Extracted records
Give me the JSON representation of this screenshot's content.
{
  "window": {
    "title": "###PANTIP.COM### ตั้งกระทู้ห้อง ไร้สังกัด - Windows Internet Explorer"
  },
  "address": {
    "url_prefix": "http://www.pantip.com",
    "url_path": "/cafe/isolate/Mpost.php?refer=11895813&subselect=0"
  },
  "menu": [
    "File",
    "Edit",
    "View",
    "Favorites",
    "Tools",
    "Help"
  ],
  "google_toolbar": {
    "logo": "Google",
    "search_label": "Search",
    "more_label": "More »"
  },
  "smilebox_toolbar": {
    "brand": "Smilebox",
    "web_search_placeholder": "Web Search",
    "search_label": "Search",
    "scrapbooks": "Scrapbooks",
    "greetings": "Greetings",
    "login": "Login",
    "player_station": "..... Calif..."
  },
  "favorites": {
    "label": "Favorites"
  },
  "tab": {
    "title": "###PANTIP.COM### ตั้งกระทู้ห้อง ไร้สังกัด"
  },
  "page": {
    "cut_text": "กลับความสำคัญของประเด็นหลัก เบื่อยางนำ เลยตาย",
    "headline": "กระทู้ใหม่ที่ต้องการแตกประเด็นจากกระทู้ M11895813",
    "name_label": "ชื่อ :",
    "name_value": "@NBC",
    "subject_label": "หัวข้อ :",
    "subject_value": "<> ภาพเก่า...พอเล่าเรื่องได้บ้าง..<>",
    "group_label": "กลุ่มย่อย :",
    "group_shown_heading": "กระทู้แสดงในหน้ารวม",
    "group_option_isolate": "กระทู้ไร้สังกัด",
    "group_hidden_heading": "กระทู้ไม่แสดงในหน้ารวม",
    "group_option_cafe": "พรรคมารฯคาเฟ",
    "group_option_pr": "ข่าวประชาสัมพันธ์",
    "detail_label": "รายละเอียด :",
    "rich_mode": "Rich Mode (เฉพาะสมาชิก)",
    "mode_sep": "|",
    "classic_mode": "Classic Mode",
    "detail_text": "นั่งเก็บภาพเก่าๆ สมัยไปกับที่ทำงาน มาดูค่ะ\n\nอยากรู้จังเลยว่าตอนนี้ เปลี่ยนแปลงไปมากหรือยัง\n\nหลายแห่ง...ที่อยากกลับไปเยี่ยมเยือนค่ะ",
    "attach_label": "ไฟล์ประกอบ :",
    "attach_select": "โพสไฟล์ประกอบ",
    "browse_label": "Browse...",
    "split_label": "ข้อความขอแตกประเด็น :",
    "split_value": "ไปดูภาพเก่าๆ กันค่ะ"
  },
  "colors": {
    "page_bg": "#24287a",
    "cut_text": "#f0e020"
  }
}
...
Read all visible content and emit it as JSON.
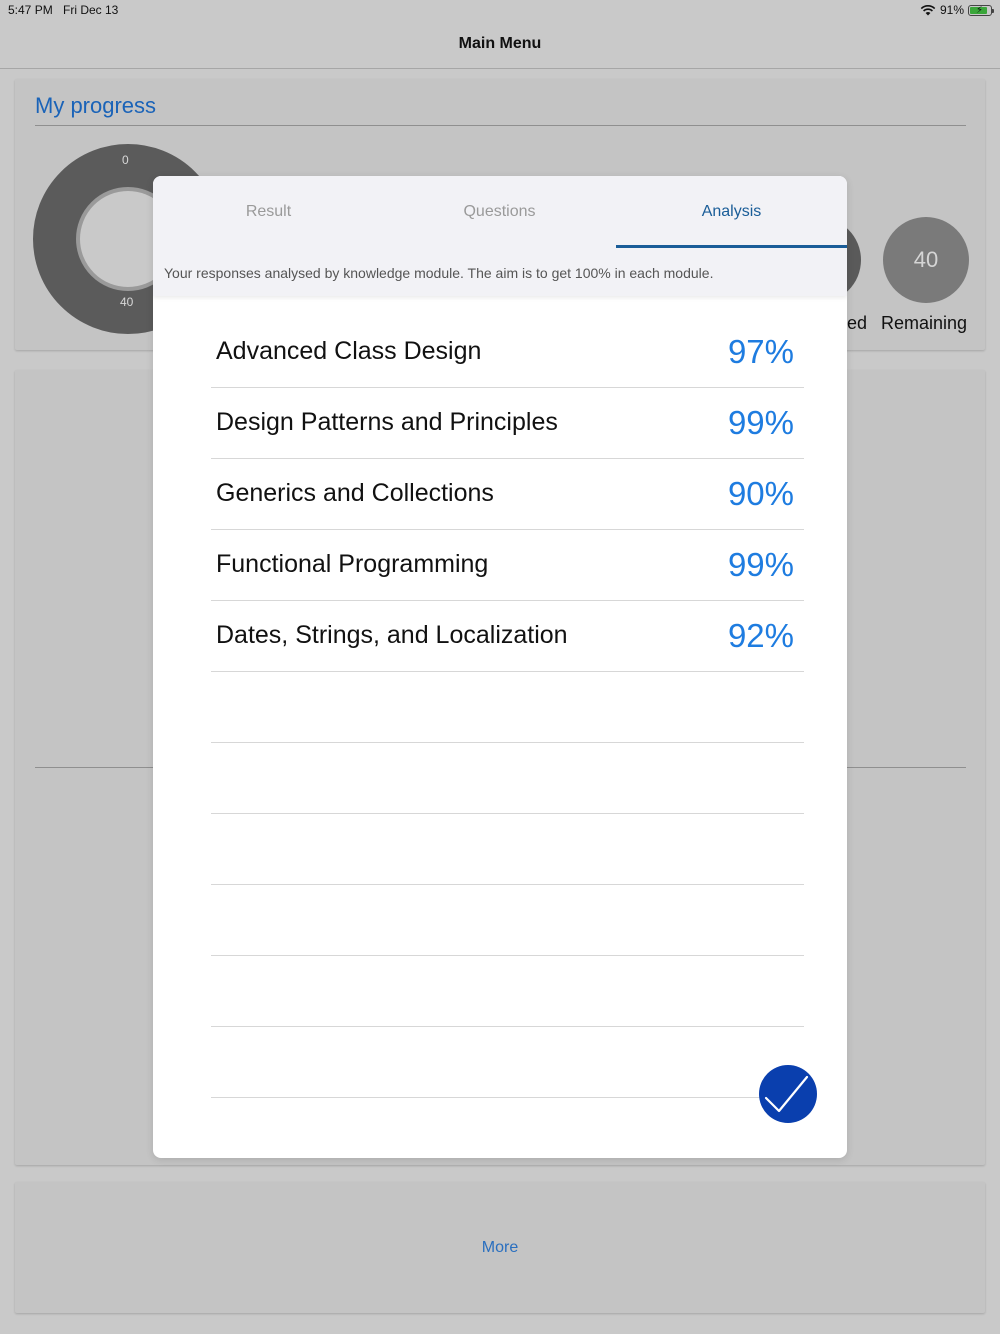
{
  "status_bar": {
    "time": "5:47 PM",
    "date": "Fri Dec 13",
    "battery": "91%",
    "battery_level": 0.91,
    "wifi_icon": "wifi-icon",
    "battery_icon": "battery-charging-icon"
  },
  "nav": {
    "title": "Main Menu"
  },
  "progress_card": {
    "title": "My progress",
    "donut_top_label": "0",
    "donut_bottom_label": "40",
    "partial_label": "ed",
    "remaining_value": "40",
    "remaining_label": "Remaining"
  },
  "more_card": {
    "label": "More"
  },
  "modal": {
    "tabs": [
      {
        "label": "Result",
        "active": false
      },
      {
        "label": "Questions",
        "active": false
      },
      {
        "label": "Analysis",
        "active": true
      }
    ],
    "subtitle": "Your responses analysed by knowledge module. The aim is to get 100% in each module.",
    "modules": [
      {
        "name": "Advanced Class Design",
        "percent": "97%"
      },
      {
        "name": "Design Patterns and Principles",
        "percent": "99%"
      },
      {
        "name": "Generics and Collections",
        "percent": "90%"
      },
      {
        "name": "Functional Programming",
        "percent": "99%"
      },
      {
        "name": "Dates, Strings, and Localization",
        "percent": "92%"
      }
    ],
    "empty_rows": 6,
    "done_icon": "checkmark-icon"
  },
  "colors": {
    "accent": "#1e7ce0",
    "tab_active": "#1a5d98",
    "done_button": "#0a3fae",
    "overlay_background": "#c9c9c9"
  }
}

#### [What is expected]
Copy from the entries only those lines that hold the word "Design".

#### [Solution]
        "name": "Advanced Class Design",
        "name": "Design Patterns and Principles",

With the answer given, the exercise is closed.